To return to Fowler's book, it strikes me as doubly unfortunate that trees had to die in this particular project. Lehmann's Early Irish Verse is out of print, but Murphy's Early Irish Lyrics, and James Carney's Medieval Irish Lyrics, have been reprinted as of this writing and both are infinitely superior to Fowler's work, as is Patrick Ford's The Celtic Poets. [6] Murphy's translations are, of course, the direct source of Fowler's anyway, and, although printed with less white space around them than Fowler's, are often, to my ear, far more poetically rendered in English, and far more sensitive to the tone of the original texts. There are also many more poems in Murphy's collection than the ones chosen from it by Fowler. Carney's book translates fewer poems in Irish, but includes some important and illustrative Latin ones from the same literary milieu, and his translations are both accurate and of high literary quality in English. Carney's volume also includes a now somewhat dated, but still useful, essay on "The Irish Bardic Poet", a subject on which Carney was one of the greatest authorities. End of rant.
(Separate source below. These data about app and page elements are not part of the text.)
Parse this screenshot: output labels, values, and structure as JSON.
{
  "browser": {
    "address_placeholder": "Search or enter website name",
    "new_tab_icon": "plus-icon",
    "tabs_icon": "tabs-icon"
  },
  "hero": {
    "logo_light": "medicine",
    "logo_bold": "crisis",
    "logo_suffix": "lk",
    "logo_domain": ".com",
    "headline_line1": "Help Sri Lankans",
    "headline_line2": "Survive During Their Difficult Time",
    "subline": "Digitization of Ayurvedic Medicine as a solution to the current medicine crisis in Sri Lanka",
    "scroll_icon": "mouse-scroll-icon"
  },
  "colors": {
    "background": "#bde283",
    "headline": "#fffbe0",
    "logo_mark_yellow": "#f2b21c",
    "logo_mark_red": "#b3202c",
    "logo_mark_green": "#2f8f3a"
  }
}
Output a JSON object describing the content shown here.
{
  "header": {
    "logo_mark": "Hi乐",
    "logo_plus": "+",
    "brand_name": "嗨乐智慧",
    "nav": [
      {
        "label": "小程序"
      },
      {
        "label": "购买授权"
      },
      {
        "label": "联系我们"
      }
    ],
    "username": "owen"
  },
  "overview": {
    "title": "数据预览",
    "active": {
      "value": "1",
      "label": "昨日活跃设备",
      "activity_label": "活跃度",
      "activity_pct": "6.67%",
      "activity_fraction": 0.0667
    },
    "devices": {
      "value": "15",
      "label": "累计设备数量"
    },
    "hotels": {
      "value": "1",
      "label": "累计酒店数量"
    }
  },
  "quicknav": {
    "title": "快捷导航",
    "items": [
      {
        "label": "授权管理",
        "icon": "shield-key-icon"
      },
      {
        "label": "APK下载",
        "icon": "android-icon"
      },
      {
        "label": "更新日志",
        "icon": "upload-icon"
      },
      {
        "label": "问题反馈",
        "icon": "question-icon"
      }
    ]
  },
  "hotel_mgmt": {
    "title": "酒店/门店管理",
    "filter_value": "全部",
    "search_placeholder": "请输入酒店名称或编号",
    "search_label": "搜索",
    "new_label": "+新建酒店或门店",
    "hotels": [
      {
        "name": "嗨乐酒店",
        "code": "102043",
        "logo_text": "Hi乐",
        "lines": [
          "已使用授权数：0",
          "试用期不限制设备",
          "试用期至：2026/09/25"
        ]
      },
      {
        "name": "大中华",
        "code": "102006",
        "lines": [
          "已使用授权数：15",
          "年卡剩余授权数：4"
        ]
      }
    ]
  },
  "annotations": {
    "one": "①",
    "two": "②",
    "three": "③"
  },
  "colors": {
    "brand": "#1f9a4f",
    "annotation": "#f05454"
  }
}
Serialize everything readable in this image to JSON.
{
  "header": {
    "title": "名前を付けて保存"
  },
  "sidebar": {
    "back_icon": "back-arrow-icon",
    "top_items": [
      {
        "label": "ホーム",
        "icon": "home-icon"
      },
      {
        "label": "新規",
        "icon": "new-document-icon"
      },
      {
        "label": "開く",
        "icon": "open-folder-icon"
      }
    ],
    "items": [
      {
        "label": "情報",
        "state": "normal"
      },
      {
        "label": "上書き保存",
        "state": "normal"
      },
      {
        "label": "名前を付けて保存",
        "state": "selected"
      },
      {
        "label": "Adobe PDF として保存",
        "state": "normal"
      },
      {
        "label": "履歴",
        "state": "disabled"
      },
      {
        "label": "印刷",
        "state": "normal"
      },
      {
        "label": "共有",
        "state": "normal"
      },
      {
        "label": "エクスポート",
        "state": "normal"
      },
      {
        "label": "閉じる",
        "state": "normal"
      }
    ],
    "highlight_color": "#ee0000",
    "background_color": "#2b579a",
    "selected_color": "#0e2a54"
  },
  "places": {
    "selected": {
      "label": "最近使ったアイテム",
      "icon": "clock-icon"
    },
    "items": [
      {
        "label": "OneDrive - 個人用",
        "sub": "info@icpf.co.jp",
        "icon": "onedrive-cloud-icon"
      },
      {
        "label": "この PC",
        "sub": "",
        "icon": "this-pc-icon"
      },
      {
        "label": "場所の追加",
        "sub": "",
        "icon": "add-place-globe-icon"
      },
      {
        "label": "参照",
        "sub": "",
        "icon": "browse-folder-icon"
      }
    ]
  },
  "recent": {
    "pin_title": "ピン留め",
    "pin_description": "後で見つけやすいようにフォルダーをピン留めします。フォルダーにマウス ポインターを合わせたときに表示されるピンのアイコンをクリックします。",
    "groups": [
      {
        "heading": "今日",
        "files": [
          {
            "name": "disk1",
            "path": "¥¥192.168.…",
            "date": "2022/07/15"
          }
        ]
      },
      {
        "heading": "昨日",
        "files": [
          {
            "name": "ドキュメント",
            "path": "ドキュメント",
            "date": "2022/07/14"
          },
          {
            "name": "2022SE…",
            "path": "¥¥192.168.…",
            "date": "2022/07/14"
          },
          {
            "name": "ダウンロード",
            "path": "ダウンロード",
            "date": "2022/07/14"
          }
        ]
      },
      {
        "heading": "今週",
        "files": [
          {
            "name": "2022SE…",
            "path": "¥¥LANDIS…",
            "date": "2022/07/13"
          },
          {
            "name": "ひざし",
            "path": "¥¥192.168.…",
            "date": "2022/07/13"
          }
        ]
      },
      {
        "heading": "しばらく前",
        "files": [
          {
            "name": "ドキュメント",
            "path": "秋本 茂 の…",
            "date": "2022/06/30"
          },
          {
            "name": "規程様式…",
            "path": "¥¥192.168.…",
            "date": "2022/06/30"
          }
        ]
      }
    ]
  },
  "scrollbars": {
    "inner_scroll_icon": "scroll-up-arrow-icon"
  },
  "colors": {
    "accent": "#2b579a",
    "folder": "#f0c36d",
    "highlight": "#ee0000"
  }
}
Accents have been left out of the e-mailed version of this review, as they do not transfer correctly in some e-mail systems.

[1] Daniel F. Melia, "A Poetic Klein Bottle," in D. Melia and A. Matonis, eds., Celtic Language; Celtic Culture: A Festschrift for Eric Hamp (Belmont, MA: Ford and Bailie, 1990), 187-98. Patrick Ford first pointed out to me the position of this poem in the manuscript.

[2] Gerard Murphy, Early Irish Lyrics, Eighth to Twelfth Century (Oxford: Clarendon Press, 1956; reprinted 1962. Reprint, Dublin: Four Courts Press, 1998).

[3] E. Gordon Quin, Old Irish Workbook (Dublin: Royal Irish Academy, 1975). Ruth Lehmann, Early Irish Verse (Austin: University of Texas Press, 1982).

[4] Katherine Scherman, The Flowering of Ireland: Saints, Scholars, and Kings (Boston: Little Brown, 1981, reprinted 1996).

[5] David Herlihy, Medieval Households (Cambridge, MA: Harvard University Press, 1985).

[6] James Carney, Medieval Irish Lyrics (Berkeley: University of California Press, 1967. Reprint, Portlaoise: Dolmen Press, 1999). Patrick K. Ford, The Celtic Poets: Songs and Tales from Early Ireland and Wales (Belmont, MA: Ford and Bailie, 1999).